WHAT THE TASK REQUIRES: The answer must be a bare number: the count of lines below that contain "handle".

DATASET CONTENT:
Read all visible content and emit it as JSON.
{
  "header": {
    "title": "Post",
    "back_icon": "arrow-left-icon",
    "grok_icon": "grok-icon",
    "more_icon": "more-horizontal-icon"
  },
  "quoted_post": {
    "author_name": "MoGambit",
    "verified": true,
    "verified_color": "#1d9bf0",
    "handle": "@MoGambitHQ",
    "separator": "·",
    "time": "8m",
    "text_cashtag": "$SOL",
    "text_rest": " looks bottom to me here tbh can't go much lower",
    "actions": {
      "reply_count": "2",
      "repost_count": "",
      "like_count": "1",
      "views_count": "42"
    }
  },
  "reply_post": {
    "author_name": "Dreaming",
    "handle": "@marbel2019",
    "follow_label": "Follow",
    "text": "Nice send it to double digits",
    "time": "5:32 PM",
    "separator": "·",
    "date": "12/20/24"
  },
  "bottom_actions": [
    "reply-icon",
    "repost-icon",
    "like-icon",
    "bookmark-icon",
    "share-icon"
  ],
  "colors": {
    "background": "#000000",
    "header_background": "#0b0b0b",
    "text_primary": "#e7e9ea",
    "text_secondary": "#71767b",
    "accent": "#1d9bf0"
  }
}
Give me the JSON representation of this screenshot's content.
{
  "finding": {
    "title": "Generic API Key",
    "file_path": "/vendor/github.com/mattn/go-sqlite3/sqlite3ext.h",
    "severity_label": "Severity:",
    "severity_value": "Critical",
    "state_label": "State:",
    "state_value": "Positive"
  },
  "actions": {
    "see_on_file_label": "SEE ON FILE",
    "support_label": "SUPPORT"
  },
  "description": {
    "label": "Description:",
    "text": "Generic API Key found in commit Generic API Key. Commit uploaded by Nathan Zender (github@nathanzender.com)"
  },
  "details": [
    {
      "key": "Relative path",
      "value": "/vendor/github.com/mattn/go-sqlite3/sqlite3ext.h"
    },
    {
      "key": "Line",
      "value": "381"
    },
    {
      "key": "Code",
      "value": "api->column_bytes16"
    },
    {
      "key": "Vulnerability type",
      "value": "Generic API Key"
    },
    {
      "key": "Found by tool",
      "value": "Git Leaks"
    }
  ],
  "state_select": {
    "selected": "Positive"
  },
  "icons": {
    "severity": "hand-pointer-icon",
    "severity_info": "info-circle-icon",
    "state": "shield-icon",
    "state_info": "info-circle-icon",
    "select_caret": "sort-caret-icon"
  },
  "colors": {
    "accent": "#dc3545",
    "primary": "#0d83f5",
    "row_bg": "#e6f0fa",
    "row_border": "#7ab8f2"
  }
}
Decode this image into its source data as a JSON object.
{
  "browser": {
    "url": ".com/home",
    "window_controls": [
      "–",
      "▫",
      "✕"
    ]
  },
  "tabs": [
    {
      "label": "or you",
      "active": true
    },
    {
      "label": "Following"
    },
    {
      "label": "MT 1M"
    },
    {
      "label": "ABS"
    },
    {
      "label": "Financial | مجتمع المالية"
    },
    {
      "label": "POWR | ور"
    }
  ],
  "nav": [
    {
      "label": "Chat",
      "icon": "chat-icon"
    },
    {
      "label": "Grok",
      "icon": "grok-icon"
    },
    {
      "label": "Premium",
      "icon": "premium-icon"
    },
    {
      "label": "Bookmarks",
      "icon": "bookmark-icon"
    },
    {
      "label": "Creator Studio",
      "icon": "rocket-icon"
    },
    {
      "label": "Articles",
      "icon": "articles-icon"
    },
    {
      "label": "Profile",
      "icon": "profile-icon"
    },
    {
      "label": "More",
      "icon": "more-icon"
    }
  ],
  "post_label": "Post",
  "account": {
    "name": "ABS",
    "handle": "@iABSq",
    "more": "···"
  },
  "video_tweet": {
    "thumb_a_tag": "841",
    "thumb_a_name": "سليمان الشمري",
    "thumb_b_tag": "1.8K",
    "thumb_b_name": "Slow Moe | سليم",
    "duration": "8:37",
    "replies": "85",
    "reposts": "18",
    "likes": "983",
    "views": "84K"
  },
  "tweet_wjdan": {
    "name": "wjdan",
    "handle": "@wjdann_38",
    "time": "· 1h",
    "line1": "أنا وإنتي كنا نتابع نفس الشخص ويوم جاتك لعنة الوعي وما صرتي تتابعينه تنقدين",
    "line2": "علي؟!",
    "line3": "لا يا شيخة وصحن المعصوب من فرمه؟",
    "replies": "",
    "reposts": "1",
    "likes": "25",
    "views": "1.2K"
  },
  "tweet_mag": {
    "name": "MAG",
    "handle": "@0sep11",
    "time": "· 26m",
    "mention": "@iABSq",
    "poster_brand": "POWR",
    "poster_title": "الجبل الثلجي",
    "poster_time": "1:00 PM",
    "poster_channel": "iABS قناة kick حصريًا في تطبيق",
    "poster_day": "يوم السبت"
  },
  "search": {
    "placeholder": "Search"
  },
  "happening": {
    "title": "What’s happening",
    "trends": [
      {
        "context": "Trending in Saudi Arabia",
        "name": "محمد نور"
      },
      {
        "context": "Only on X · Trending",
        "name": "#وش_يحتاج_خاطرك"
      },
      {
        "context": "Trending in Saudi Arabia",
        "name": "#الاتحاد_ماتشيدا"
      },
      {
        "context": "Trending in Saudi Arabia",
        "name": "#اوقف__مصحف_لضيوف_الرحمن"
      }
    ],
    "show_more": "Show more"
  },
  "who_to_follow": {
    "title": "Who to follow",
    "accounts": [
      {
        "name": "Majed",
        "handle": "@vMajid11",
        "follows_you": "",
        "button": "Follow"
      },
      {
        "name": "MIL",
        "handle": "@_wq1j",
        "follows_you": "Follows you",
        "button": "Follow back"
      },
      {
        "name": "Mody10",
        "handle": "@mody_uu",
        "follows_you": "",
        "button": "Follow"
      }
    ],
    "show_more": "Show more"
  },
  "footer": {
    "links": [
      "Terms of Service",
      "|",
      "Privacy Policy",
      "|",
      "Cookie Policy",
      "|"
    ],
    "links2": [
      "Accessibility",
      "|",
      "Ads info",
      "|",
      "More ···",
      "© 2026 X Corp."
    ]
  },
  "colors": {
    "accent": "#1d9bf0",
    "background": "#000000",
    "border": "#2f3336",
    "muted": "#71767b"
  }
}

RESPONSE AREA: 8